## Data records:
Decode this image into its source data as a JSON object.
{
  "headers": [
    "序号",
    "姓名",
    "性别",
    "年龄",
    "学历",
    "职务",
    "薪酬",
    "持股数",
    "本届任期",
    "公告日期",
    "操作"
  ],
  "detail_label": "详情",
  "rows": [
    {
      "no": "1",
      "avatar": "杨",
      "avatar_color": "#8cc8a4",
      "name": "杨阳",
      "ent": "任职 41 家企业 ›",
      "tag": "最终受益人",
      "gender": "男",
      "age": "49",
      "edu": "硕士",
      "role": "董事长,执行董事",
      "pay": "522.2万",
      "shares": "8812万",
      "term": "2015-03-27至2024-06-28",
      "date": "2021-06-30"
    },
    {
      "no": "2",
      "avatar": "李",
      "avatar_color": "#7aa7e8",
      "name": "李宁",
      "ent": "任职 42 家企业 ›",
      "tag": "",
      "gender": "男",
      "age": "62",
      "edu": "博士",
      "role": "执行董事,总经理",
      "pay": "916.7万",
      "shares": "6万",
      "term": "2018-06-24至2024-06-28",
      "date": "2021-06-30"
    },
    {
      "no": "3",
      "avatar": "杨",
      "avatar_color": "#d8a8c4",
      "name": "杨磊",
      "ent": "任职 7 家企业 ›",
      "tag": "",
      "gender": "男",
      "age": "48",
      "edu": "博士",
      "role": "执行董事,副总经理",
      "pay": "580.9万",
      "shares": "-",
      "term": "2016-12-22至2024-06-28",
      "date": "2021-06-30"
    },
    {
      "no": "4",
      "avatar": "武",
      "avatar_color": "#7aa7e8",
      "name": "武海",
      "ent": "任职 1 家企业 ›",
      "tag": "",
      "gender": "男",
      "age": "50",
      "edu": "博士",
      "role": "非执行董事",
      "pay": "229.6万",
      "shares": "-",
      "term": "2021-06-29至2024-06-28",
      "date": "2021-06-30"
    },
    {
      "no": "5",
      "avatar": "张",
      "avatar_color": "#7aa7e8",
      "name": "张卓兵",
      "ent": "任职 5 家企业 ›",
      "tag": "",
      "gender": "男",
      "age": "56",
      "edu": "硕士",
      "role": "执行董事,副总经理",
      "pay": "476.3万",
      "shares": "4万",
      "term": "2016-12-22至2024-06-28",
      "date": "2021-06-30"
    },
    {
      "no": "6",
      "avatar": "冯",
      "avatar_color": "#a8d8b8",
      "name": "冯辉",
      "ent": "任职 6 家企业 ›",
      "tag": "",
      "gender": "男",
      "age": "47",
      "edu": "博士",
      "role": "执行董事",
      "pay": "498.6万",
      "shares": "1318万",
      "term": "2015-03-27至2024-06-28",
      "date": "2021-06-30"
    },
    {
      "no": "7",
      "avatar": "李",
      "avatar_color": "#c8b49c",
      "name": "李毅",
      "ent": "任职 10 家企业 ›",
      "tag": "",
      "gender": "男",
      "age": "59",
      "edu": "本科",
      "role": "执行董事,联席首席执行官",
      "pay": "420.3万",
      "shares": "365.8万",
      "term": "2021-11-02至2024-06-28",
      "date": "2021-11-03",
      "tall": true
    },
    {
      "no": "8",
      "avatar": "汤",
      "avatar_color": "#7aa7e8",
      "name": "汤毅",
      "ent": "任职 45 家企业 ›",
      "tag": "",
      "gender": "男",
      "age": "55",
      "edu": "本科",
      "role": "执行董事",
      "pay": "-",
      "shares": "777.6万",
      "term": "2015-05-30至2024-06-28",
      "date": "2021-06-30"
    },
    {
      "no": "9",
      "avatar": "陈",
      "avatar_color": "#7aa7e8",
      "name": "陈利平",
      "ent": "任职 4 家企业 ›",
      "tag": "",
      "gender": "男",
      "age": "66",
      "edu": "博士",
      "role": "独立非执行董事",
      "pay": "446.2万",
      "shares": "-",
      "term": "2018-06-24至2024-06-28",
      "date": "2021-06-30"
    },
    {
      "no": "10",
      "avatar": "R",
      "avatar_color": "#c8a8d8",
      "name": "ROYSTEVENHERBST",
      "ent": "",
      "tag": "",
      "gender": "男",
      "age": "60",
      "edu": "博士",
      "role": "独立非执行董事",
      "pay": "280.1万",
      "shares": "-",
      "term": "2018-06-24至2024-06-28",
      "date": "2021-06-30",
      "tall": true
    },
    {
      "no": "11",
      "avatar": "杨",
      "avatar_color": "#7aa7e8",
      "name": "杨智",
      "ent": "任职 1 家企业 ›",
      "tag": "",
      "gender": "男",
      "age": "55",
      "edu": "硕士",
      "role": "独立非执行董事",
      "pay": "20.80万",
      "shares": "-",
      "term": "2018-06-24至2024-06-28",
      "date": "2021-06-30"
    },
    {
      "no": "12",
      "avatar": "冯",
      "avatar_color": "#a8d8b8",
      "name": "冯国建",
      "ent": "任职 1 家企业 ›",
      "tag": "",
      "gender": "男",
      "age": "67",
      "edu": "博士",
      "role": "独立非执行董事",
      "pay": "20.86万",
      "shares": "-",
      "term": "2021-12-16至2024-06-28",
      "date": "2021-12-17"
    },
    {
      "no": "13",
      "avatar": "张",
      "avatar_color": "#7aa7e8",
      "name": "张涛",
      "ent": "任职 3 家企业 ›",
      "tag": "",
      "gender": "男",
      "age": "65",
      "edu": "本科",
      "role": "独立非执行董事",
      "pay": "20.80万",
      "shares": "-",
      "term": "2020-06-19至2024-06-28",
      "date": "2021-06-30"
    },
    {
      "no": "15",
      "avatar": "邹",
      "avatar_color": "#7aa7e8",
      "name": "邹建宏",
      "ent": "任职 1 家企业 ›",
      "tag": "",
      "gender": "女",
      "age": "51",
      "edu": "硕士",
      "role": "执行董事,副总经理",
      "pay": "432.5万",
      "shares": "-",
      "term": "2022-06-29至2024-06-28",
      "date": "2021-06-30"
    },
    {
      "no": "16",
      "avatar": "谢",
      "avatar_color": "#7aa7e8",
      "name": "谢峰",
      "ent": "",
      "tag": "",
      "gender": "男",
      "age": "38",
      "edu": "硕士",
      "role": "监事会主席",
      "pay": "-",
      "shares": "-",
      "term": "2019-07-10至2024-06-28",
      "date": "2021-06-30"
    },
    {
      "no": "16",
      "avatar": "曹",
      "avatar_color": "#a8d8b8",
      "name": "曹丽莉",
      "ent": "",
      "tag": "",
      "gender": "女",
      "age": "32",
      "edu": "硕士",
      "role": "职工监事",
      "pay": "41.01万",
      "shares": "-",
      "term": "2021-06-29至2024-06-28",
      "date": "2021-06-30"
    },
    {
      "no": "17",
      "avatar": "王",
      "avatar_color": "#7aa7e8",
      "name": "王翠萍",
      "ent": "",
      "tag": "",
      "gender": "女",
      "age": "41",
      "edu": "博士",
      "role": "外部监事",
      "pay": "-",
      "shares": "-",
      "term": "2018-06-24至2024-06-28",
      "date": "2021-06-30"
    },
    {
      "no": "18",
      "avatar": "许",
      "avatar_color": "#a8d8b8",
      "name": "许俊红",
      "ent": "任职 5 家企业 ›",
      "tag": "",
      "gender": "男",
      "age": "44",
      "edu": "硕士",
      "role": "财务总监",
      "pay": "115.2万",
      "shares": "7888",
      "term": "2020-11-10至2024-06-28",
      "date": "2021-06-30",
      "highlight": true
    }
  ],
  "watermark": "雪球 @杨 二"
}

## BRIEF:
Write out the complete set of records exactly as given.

## ANSWER BOX:
Decode this image into its source data as a JSON object.
{
  "headers": [
    "序号",
    "姓名",
    "性别",
    "年龄",
    "学历",
    "职务",
    "薪酬",
    "持股数",
    "本届任期",
    "公告日期",
    "操作"
  ],
  "detail_label": "详情",
  "rows": [
    {
      "no": "1",
      "avatar": "杨",
      "avatar_color": "#8cc8a4",
      "name": "杨阳",
      "ent": "任职 41 家企业 ›",
      "tag": "最终受益人",
      "gender": "男",
      "age": "49",
      "edu": "硕士",
      "role": "董事长,执行董事",
      "pay": "522.2万",
      "shares": "8812万",
      "term": "2015-03-27至2024-06-28",
      "date": "2021-06-30"
    },
    {
      "no": "2",
      "avatar": "李",
      "avatar_color": "#7aa7e8",
      "name": "李宁",
      "ent": "任职 42 家企业 ›",
      "tag": "",
      "gender": "男",
      "age": "62",
      "edu": "博士",
      "role": "执行董事,总经理",
      "pay": "916.7万",
      "shares": "6万",
      "term": "2018-06-24至2024-06-28",
      "date": "2021-06-30"
    },
    {
      "no": "3",
      "avatar": "杨",
      "avatar_color": "#d8a8c4",
      "name": "杨磊",
      "ent": "任职 7 家企业 ›",
      "tag": "",
      "gender": "男",
      "age": "48",
      "edu": "博士",
      "role": "执行董事,副总经理",
      "pay": "580.9万",
      "shares": "-",
      "term": "2016-12-22至2024-06-28",
      "date": "2021-06-30"
    },
    {
      "no": "4",
      "avatar": "武",
      "avatar_color": "#7aa7e8",
      "name": "武海",
      "ent": "任职 1 家企业 ›",
      "tag": "",
      "gender": "男",
      "age": "50",
      "edu": "博士",
      "role": "非执行董事",
      "pay": "229.6万",
      "shares": "-",
      "term": "2021-06-29至2024-06-28",
      "date": "2021-06-30"
    },
    {
      "no": "5",
      "avatar": "张",
      "avatar_color": "#7aa7e8",
      "name": "张卓兵",
      "ent": "任职 5 家企业 ›",
      "tag": "",
      "gender": "男",
      "age": "56",
      "edu": "硕士",
      "role": "执行董事,副总经理",
      "pay": "476.3万",
      "shares": "4万",
      "term": "2016-12-22至2024-06-28",
      "date": "2021-06-30"
    },
    {
      "no": "6",
      "avatar": "冯",
      "avatar_color": "#a8d8b8",
      "name": "冯辉",
      "ent": "任职 6 家企业 ›",
      "tag": "",
      "gender": "男",
      "age": "47",
      "edu": "博士",
      "role": "执行董事",
      "pay": "498.6万",
      "shares": "1318万",
      "term": "2015-03-27至2024-06-28",
      "date": "2021-06-30"
    },
    {
      "no": "7",
      "avatar": "李",
      "avatar_color": "#c8b49c",
      "name": "李毅",
      "ent": "任职 10 家企业 ›",
      "tag": "",
      "gender": "男",
      "age": "59",
      "edu": "本科",
      "role": "执行董事,联席首席执行官",
      "pay": "420.3万",
      "shares": "365.8万",
      "term": "2021-11-02至2024-06-28",
      "date": "2021-11-03",
      "tall": true
    },
    {
      "no": "8",
      "avatar": "汤",
      "avatar_color": "#7aa7e8",
      "name": "汤毅",
      "ent": "任职 45 家企业 ›",
      "tag": "",
      "gender": "男",
      "age": "55",
      "edu": "本科",
      "role": "执行董事",
      "pay": "-",
      "shares": "777.6万",
      "term": "2015-05-30至2024-06-28",
      "date": "2021-06-30"
    },
    {
      "no": "9",
      "avatar": "陈",
      "avatar_color": "#7aa7e8",
      "name": "陈利平",
      "ent": "任职 4 家企业 ›",
      "tag": "",
      "gender": "男",
      "age": "66",
      "edu": "博士",
      "role": "独立非执行董事",
      "pay": "446.2万",
      "shares": "-",
      "term": "2018-06-24至2024-06-28",
      "date": "2021-06-30"
    },
    {
      "no": "10",
      "avatar": "R",
      "avatar_color": "#c8a8d8",
      "name": "ROYSTEVENHERBST",
      "ent": "",
      "tag": "",
      "gender": "男",
      "age": "60",
      "edu": "博士",
      "role": "独立非执行董事",
      "pay": "280.1万",
      "shares": "-",
      "term": "2018-06-24至2024-06-28",
      "date": "2021-06-30",
      "tall": true
    },
    {
      "no": "11",
      "avatar": "杨",
      "avatar_color": "#7aa7e8",
      "name": "杨智",
      "ent": "任职 1 家企业 ›",
      "tag": "",
      "gender": "男",
      "age": "55",
      "edu": "硕士",
      "role": "独立非执行董事",
      "pay": "20.80万",
      "shares": "-",
      "term": "2018-06-24至2024-06-28",
      "date": "2021-06-30"
    },
    {
      "no": "12",
      "avatar": "冯",
      "avatar_color": "#a8d8b8",
      "name": "冯国建",
      "ent": "任职 1 家企业 ›",
      "tag": "",
      "gender": "男",
      "age": "67",
      "edu": "博士",
      "role": "独立非执行董事",
      "pay": "20.86万",
      "shares": "-",
      "term": "2021-12-16至2024-06-28",
      "date": "2021-12-17"
    },
    {
      "no": "13",
      "avatar": "张",
      "avatar_color": "#7aa7e8",
      "name": "张涛",
      "ent": "任职 3 家企业 ›",
      "tag": "",
      "gender": "男",
      "age": "65",
      "edu": "本科",
      "role": "独立非执行董事",
      "pay": "20.80万",
      "shares": "-",
      "term": "2020-06-19至2024-06-28",
      "date": "2021-06-30"
    },
    {
      "no": "15",
      "avatar": "邹",
      "avatar_color": "#7aa7e8",
      "name": "邹建宏",
      "ent": "任职 1 家企业 ›",
      "tag": "",
      "gender": "女",
      "age": "51",
      "edu": "硕士",
      "role": "执行董事,副总经理",
      "pay": "432.5万",
      "shares": "-",
      "term": "2022-06-29至2024-06-28",
      "date": "2021-06-30"
    },
    {
      "no": "16",
      "avatar": "谢",
      "avatar_color": "#7aa7e8",
      "name": "谢峰",
      "ent": "",
      "tag": "",
      "gender": "男",
      "age": "38",
      "edu": "硕士",
      "role": "监事会主席",
      "pay": "-",
      "shares": "-",
      "term": "2019-07-10至2024-06-28",
      "date": "2021-06-30"
    },
    {
      "no": "16",
      "avatar": "曹",
      "avatar_color": "#a8d8b8",
      "name": "曹丽莉",
      "ent": "",
      "tag": "",
      "gender": "女",
      "age": "32",
      "edu": "硕士",
      "role": "职工监事",
      "pay": "41.01万",
      "shares": "-",
      "term": "2021-06-29至2024-06-28",
      "date": "2021-06-30"
    },
    {
      "no": "17",
      "avatar": "王",
      "avatar_color": "#7aa7e8",
      "name": "王翠萍",
      "ent": "",
      "tag": "",
      "gender": "女",
      "age": "41",
      "edu": "博士",
      "role": "外部监事",
      "pay": "-",
      "shares": "-",
      "term": "2018-06-24至2024-06-28",
      "date": "2021-06-30"
    },
    {
      "no": "18",
      "avatar": "许",
      "avatar_color": "#a8d8b8",
      "name": "许俊红",
      "ent": "任职 5 家企业 ›",
      "tag": "",
      "gender": "男",
      "age": "44",
      "edu": "硕士",
      "role": "财务总监",
      "pay": "115.2万",
      "shares": "7888",
      "term": "2020-11-10至2024-06-28",
      "date": "2021-06-30",
      "highlight": true
    }
  ],
  "watermark": "雪球 @杨 二"
}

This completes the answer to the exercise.